The rule of thumb is that the sidecar’s weight should be about 1/3 of the weight of the motorcycle. In other words, a motorcycle that weighs 750 lbs should be paired with a sidecar that weighs about 250 lbs or so. A motorcycle that weighs 900 lbs should be paired with a sidecar weighing about 300 lbs.
The weight of the rider and any passengers should also be taken into account.
However, this rule is just a general estimation and a rough guide.

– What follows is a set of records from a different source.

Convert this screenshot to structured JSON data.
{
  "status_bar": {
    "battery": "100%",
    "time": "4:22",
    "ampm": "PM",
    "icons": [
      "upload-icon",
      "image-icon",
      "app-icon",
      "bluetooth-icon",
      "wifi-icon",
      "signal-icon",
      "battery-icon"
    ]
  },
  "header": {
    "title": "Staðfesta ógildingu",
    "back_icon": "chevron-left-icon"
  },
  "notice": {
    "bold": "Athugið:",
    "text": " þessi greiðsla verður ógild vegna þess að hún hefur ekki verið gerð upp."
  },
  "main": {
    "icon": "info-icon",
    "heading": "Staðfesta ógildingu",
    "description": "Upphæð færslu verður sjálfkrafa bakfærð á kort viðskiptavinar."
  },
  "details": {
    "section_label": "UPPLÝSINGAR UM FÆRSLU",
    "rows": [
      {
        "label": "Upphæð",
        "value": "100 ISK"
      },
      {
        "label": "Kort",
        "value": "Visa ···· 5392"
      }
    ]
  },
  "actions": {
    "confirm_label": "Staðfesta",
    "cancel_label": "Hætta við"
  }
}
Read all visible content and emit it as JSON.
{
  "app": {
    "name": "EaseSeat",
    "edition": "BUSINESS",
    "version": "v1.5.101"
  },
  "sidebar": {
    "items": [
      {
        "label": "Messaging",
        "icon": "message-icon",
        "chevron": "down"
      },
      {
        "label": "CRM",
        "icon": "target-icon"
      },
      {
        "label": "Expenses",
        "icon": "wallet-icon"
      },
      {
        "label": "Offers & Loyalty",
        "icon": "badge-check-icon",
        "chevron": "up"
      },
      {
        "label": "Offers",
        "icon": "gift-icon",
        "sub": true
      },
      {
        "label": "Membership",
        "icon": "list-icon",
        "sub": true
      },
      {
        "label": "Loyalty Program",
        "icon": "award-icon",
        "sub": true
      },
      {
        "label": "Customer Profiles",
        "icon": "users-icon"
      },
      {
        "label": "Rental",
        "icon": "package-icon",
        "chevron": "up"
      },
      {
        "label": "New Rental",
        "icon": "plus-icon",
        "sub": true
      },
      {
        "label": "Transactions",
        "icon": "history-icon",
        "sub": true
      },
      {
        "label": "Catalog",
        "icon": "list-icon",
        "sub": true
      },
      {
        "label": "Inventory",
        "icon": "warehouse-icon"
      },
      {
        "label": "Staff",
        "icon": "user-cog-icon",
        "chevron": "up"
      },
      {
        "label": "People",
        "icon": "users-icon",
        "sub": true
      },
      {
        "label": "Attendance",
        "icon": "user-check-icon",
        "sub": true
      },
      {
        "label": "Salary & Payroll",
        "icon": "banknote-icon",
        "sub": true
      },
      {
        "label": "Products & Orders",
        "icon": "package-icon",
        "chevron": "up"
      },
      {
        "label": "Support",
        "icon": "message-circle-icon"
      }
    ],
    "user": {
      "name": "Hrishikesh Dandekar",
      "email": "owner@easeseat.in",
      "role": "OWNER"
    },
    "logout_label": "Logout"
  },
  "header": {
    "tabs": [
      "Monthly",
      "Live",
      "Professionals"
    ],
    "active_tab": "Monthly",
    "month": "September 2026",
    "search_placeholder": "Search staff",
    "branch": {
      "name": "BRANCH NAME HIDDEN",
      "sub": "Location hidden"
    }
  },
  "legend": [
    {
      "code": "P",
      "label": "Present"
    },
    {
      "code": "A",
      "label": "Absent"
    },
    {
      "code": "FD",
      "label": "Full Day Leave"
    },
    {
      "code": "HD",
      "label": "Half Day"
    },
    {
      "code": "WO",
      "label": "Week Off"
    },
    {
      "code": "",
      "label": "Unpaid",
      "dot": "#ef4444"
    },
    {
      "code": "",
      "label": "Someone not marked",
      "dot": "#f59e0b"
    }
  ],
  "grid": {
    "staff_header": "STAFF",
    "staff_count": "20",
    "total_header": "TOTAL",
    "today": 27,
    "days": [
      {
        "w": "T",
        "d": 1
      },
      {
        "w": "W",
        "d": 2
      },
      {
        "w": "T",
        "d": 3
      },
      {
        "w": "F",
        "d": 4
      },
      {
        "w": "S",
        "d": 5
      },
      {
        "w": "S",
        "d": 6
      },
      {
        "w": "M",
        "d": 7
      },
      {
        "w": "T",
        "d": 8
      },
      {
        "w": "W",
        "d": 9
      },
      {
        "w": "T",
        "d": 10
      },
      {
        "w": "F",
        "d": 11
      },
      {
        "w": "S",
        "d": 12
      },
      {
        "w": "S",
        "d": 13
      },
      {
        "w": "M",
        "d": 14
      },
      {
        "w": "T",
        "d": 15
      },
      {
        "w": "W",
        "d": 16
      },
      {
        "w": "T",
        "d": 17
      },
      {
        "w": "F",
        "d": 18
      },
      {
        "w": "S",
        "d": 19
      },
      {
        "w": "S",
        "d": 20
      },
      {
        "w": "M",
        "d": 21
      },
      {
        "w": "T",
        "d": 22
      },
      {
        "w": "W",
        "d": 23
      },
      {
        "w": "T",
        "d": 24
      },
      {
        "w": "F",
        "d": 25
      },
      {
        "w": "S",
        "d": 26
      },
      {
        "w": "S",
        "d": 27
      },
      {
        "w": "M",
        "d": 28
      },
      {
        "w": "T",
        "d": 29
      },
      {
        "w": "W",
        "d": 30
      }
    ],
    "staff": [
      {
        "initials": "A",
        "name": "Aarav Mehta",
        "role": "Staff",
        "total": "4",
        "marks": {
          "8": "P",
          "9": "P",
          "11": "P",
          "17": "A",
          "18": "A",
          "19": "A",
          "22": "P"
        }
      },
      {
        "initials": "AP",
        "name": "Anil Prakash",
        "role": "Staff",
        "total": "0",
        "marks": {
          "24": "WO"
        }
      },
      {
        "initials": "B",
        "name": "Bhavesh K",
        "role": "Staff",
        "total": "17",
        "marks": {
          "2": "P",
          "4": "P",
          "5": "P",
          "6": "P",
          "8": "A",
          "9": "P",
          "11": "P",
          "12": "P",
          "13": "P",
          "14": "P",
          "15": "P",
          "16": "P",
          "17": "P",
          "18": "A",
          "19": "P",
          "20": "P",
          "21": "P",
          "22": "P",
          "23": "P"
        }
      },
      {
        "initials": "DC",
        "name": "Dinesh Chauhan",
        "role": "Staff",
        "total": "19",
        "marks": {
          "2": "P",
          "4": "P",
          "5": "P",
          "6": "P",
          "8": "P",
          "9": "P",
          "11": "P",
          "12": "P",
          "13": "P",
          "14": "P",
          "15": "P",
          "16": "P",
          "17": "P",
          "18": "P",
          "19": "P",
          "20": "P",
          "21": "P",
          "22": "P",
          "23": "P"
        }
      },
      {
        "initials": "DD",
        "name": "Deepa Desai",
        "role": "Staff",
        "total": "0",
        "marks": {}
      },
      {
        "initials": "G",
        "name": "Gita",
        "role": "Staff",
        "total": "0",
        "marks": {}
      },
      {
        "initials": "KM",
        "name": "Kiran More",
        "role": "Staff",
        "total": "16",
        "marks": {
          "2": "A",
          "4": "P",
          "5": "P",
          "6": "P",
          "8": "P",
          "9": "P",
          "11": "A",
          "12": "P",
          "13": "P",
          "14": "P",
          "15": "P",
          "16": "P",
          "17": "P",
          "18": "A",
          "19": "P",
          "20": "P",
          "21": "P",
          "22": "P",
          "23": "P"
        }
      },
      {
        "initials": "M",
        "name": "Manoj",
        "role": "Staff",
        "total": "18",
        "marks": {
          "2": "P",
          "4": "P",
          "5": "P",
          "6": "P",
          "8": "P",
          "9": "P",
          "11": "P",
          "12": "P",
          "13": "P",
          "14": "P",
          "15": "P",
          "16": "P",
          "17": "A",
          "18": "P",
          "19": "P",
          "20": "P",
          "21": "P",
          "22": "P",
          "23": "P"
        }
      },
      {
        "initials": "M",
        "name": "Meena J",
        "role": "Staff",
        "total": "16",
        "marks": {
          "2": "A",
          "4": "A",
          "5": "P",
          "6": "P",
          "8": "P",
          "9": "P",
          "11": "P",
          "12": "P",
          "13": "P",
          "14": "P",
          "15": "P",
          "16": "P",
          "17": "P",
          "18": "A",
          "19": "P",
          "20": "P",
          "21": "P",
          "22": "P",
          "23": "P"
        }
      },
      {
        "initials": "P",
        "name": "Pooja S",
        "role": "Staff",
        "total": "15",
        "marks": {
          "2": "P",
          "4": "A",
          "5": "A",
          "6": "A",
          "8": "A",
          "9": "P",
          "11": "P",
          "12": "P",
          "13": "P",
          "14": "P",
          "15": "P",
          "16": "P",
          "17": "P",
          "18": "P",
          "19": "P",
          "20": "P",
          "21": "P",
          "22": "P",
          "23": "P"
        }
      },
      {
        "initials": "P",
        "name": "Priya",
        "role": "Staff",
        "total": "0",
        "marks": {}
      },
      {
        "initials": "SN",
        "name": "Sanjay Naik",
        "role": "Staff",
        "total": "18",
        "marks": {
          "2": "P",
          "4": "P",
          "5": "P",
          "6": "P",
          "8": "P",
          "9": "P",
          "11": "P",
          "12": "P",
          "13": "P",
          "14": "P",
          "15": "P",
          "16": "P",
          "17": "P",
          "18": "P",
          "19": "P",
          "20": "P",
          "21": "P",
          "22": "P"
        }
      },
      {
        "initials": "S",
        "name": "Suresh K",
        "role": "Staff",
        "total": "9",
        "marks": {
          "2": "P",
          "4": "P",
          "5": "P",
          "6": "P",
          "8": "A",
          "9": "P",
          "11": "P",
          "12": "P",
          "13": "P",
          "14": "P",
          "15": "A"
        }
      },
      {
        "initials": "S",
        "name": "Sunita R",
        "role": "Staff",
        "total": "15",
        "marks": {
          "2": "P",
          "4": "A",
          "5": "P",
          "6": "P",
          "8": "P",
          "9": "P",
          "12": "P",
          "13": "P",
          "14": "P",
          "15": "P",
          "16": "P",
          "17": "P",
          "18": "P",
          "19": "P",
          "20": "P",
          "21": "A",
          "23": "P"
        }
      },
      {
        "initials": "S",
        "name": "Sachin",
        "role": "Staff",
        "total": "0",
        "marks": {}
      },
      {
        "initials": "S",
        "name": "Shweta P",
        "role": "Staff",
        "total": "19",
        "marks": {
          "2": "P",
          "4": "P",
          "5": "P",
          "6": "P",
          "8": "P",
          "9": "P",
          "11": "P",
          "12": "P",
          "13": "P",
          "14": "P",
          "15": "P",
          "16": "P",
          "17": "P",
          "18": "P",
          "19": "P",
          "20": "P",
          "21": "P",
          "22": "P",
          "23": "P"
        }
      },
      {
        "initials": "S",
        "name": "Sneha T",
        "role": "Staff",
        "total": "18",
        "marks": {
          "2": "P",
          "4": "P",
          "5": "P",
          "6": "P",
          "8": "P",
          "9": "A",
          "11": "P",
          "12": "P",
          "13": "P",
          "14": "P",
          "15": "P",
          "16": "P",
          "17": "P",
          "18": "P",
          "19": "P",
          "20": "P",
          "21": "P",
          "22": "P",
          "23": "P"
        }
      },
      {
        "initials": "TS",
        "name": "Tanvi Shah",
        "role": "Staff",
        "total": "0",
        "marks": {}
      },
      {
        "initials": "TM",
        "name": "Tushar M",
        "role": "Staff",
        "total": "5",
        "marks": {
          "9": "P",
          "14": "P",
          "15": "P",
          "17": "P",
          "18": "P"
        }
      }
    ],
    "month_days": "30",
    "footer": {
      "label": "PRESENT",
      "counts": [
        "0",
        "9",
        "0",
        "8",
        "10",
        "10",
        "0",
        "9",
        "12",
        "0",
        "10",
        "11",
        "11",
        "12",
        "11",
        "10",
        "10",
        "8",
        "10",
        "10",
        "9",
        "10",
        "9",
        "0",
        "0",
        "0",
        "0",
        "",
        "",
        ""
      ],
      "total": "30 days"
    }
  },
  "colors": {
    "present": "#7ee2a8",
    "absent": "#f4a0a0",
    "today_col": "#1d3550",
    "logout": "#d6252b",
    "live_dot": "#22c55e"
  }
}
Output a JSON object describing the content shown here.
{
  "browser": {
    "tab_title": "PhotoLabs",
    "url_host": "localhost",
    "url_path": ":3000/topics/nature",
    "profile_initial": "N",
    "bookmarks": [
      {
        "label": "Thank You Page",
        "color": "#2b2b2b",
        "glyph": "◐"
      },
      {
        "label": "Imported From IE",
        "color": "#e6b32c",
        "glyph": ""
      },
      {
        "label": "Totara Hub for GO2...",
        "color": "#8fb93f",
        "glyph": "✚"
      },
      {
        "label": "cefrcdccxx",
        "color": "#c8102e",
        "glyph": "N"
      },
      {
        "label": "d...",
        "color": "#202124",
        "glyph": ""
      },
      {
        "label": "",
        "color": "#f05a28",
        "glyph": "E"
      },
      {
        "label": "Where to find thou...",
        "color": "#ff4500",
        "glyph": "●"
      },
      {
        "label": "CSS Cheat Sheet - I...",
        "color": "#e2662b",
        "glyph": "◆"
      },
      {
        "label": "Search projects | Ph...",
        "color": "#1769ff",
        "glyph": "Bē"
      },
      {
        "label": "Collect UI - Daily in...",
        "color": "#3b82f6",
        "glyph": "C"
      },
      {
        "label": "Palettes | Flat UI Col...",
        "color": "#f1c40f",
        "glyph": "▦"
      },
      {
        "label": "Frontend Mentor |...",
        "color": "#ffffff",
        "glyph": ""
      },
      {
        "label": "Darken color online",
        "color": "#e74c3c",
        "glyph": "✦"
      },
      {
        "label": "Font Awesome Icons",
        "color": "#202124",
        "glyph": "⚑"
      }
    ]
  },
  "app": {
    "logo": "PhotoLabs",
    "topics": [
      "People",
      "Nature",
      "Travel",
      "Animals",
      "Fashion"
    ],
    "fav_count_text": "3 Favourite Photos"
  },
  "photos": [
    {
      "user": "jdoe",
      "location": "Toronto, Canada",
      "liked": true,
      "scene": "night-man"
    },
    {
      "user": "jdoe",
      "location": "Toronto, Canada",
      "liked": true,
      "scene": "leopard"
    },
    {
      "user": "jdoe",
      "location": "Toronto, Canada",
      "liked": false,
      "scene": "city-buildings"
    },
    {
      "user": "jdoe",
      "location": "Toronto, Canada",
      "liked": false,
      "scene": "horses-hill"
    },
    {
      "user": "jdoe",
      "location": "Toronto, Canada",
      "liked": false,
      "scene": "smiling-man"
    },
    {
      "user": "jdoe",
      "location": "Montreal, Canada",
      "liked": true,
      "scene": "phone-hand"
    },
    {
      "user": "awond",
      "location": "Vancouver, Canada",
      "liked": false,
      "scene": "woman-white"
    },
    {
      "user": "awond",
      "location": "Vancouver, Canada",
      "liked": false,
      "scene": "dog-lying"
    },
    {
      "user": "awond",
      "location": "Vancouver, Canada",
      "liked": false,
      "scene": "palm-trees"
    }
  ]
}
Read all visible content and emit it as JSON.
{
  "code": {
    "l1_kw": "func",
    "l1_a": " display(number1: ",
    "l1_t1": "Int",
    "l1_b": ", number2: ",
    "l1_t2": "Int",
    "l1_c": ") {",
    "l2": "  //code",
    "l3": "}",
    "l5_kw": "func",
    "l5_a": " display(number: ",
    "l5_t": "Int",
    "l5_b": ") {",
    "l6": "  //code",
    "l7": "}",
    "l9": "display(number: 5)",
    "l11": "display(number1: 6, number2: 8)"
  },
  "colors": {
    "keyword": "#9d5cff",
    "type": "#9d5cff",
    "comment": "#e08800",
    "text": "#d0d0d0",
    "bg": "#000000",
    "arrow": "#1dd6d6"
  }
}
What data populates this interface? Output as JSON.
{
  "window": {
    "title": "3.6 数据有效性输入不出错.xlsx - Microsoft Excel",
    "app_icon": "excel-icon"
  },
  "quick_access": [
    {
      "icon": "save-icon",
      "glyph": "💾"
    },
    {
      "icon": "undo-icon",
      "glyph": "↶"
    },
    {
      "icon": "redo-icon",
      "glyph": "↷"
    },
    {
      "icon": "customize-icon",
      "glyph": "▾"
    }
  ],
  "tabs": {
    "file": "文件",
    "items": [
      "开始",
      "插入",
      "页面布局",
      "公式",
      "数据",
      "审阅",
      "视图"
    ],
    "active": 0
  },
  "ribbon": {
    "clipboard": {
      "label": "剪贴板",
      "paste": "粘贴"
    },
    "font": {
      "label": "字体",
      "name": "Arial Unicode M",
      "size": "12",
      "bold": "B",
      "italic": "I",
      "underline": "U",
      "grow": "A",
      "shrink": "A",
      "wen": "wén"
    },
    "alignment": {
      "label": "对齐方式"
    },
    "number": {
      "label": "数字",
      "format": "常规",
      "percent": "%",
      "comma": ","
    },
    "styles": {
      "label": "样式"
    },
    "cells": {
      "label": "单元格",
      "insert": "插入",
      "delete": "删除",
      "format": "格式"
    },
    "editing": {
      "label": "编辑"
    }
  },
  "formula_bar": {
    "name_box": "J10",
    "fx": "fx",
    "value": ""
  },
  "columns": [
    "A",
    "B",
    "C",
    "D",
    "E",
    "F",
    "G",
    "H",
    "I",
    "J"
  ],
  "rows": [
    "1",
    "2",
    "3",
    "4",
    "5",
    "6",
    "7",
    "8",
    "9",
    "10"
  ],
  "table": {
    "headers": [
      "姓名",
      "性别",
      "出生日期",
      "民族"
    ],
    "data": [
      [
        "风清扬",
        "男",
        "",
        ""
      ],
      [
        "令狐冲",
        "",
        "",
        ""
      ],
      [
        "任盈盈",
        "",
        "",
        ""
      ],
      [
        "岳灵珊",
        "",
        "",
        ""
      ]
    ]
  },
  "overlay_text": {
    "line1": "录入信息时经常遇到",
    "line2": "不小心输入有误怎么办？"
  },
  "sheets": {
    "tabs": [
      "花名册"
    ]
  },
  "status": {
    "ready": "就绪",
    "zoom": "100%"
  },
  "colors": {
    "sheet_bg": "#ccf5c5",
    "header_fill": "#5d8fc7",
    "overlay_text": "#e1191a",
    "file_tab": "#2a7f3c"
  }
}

In reality, the numbers may, and most certainly, will vary depending on the rider’s preferences and the type, construction, and weight distribution of both the motorcycle and the sidecar.
In other words, it is not always that easy to match the weight of the motorcycle with the weight of the sidecar. And a heavier or a lighter sidecar does not mean a better sidecar. Of course, there multiple aspects of the sidecar like its build quality, frame, and wheels that will affect its weight distribution and handling.
Mismatching the weight of the sidecar with the weight of the motorcycle can not only make it harder for you to ride your motorcycle with the sidecar but also more dangerous.
This is also why some riders will often use ballast to fine-tune the sidecar’s weight. Because of that, you can often see riders adding between 20 to 100 lbs of extra weight to the sidecar depending on its weight, feel, and motorcycle and rider’s weight as well.
Another reason why the weight of a motorcycle sidecar can be important is when it is being shipped. Shipping heavier parcels can end up being pretty expensive so understanding how much your motorcycle sidecar weighs is vital in order to ensure you get the best quote possible.
Often because of its heavier weight shipping, a motorcycle sidecar can cost between $300 to $750 depending on where the sidecar is being shipped to or from.
Transportation and service
Lastly, sometimes you may need to disassemble the sidecar and transport it or move it to a different place for storage purposes or maintenance. This is why knowing how much the sidecar weighs is important depending on how you will move and transport it.
- What is the typical weight of a motorcycle sidecar?
- This question provides information about the weight of motorcycle sidecars, including the average weight range and how additional options can impact the overall weight. It also mentions the possibility of adding ballast to sidecars and includes an example of the weight range for various sidecar models.
- How does the weight of a motorcycle sidecar impact handling and other factors?
- This question delves into the significance of motorcycle sidecar weight on various aspects. It explains how weight distribution affects the rig’s handling, the rule of thumb for matching sidecar weight to motorcycle weight, and the role of ballast in adjusting weight distribution. It also discusses the implications of sidecar weight for shipping costs and transportation.
- Why is knowing the weight of a motorcycle sidecar important?
- This question addresses the practical importance of knowing the weight of a motorcycle sidecar. It explains how sidecar weight impacts handling, factors into shipping costs, and affects transportation and maintenance. It emphasizes that understanding the sidecar’s weight is essential for safety, proper rig setup, and efficient logistics.